Sunday, February 16, 2014

Iron Range Mining, revisited

In a past post, I've wondered what a Sustainable Iron Range would look like and would work like. It took me awhile to discover them, but there's a local group working on the answers to those questions, the Iron Range Partnership for Sustainability. They sponsor an annual Iron Range Earth Fest. According to the web site, the fest "will be happening this year in on April 26th, 2014 in Mt. the Mt. Iron Community Center, Messiah Lutheran Church & Merritt Elementary School." I think I'll try to get there this year.

North Shore of Lake Superior close up
North Shore close up     © harrington

I believe the Iron Range Earth Fest is a very important initiative because I don't believe those of us in favor of responsible environmentalism and sustainable development can just say "No." To my way of thinking, that's too much like Tea Party Republicanism. Another reason is that I know the City of Minneapolis once depended on "basic industries" like sawmills and flour mills. These days, I don't know of any flour or saw mills that make a notable contribution to the city's economy unless they've been repurposed into historical/cultural educational uses and/or new uses providing commercial and residential space. The river which originally powered the mills is still there. Power sources changed and evolved. That's been the way of the world and the way of growing economies. The city's economy became more diverse. I would think (and hope) that those who live there would find such diversity presents a preferable kind of future for the Iron Range than a continued reliance on mining, whether for taconite or copper-nickel. I'll admit, I don't live on the Range. I've visited once or twice and driven through a few more times. That's not enough to qualify me to offer suggestions on what the Range should become. But, when I look at what's proposed for the Iron Range, I wonder what, if anything, has changed, or, if the area continues to depend on mining, what will change from the lyrics written by a native of the Range many years ago. If I did live on there, I think I'd want something better for my kids and personally, I don't see mining as the way to get it. Apparently, neither did Dylan (last three lines).

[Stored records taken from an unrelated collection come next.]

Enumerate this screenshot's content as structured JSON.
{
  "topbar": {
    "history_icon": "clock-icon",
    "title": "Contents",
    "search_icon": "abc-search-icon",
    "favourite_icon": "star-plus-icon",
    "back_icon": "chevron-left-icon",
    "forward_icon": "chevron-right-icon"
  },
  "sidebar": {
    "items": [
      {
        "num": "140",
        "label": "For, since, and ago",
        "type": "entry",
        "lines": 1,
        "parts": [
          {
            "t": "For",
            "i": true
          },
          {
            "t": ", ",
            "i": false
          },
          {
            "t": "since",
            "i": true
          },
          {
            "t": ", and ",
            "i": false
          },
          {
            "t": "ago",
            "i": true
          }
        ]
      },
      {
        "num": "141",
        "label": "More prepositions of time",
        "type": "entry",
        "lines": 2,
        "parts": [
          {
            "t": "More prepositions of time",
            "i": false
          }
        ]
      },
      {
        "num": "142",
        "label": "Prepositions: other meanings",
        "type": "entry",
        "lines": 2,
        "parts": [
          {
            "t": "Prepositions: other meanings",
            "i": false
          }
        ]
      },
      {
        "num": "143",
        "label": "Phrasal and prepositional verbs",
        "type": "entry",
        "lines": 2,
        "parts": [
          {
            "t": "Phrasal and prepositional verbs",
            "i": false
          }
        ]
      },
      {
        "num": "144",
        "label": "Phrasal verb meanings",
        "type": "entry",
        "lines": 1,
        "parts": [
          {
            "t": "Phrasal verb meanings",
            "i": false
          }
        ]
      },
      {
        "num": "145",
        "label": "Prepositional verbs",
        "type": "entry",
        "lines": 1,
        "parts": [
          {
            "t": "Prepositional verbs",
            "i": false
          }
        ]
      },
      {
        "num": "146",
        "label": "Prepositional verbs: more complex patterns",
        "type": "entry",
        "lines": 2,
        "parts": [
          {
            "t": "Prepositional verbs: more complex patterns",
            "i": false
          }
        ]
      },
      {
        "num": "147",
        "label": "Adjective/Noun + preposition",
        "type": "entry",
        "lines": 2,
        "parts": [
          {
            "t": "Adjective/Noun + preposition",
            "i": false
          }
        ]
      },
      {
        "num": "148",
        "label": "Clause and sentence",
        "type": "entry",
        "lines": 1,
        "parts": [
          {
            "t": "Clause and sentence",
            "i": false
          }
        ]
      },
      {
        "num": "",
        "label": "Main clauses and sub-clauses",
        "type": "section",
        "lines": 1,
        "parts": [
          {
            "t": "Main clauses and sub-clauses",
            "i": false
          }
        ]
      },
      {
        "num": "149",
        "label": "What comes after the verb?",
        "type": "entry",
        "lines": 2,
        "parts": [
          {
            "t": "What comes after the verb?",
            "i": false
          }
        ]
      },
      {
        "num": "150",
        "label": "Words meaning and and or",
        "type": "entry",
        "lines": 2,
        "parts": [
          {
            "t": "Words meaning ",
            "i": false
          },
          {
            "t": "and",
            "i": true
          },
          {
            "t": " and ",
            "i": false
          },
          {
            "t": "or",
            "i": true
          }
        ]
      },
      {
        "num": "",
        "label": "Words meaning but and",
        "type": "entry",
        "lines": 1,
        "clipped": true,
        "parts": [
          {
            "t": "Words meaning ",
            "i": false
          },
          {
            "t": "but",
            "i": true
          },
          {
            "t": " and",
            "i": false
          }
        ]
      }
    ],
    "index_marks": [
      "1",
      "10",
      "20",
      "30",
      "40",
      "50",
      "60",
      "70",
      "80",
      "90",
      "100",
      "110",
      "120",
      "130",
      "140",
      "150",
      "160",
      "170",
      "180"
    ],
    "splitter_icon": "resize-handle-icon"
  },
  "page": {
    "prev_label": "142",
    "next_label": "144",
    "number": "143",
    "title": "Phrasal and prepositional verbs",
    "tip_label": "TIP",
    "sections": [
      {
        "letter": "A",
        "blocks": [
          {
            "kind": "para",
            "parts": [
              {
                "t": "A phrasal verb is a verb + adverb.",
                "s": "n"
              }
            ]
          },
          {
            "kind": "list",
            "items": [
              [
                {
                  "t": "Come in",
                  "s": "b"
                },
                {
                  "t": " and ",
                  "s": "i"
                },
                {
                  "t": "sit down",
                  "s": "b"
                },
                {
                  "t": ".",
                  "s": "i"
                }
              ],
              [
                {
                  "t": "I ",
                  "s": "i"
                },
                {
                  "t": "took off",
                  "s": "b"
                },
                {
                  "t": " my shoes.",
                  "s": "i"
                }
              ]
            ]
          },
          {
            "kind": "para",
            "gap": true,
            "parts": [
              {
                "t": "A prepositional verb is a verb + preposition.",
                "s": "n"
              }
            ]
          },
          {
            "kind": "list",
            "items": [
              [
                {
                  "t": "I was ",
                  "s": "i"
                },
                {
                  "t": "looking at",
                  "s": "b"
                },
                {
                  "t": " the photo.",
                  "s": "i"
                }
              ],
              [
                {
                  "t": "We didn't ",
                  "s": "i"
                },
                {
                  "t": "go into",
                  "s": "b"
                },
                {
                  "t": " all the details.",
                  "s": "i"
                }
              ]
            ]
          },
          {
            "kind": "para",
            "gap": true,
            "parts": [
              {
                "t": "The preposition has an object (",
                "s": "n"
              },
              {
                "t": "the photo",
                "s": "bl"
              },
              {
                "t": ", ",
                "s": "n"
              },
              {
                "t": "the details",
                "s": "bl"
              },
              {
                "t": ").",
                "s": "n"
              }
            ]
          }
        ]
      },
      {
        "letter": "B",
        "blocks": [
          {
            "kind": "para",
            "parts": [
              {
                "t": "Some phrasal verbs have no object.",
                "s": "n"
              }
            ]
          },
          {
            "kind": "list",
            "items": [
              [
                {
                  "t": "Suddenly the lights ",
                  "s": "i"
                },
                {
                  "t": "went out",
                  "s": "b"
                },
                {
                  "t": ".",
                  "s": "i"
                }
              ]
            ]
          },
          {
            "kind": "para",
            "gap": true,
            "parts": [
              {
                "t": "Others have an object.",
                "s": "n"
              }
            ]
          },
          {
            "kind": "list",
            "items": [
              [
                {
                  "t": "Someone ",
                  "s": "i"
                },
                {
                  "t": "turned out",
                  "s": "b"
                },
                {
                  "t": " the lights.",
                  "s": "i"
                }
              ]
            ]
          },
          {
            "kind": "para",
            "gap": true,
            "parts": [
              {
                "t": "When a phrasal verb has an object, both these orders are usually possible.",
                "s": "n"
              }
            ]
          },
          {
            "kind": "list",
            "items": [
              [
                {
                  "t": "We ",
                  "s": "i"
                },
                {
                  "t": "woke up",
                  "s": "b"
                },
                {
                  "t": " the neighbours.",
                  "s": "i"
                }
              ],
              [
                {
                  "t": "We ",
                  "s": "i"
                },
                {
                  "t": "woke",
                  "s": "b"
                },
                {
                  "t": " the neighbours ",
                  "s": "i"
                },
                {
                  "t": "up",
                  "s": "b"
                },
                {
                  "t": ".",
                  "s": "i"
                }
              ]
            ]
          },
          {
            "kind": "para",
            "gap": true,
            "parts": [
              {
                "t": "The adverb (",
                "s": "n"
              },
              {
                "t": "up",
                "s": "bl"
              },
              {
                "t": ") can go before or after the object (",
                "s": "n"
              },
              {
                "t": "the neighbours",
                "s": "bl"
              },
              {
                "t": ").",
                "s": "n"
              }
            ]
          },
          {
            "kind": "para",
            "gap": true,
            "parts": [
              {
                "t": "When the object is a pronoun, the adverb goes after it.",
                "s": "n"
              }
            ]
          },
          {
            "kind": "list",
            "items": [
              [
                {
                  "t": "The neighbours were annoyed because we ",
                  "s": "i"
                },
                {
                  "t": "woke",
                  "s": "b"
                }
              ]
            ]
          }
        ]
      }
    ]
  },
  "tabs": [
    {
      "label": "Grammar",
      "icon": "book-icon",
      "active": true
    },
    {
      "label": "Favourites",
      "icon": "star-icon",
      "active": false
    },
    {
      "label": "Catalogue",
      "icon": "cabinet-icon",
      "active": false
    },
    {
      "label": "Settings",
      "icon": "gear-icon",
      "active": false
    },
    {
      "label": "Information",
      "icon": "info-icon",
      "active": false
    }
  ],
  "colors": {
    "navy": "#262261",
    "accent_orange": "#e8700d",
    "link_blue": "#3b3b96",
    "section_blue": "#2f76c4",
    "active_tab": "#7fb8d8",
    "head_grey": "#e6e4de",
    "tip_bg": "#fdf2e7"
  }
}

Lake Superior's North Shore
Lake Superior's North Shore    © harrington
North Country Blues
                           by Bob Dylan

Come gather 'round friends
And I'll tell you a tale
Of when the red iron pits ran plenty
But the cardboard filled windows
And old men on the benches
Tell you now that the whole town is empty.

In the north end of town
My own children are grown
But I was raised on the other
In the wee hours of youth
May mother took sick
And I was brought up by my brother.

The iron ore it poured
As the years passed the door
The drag lines an' the shovels they was a-hummin'
'Til one day my brother
Failed to come home
The same as my father before him.

Well a long winter's wait
From the window I watched
My friends they couldn't have been kinder
And my schooling was cut
As I quit in the spring
To marry John Thomas, a miner.

Oh the years passed again
And the givin' was good
With the lunch bucket filled every season
What with three babies born
The work was cut down
To a half a day's shift with no reason.
Then the shaft was soon shut
And more work was cut
And the fire in the air, it felt frozen
'Til a man come to speak
And he said in one week
That number eleven was closin'.

They say in the East
They're payin' too high
They say that your ore ain't worth diggin'
That it's much cheaper down
In the South American towns
Where the miners work almost for nothin'.

So the mining gates locked
And the red iron rotted
And the room smelled heavy from drinkin'
Where the sad silent song
Made the hour twice as long
As I waited for the sun to go sinking.

I lived by the window
As he talked to himself
The silence of tongues it was building
Then one morning's wake
The bed it was bare
And I's left alone with three children.

The summer is gone
The ground's turning cold
The stores one by one they're a-foldin'
My children will go
As soon they grow
For there ain't nothin' here now to hold them.

Thanks for visiting. Come again when you can. Please be kind to each other while you can.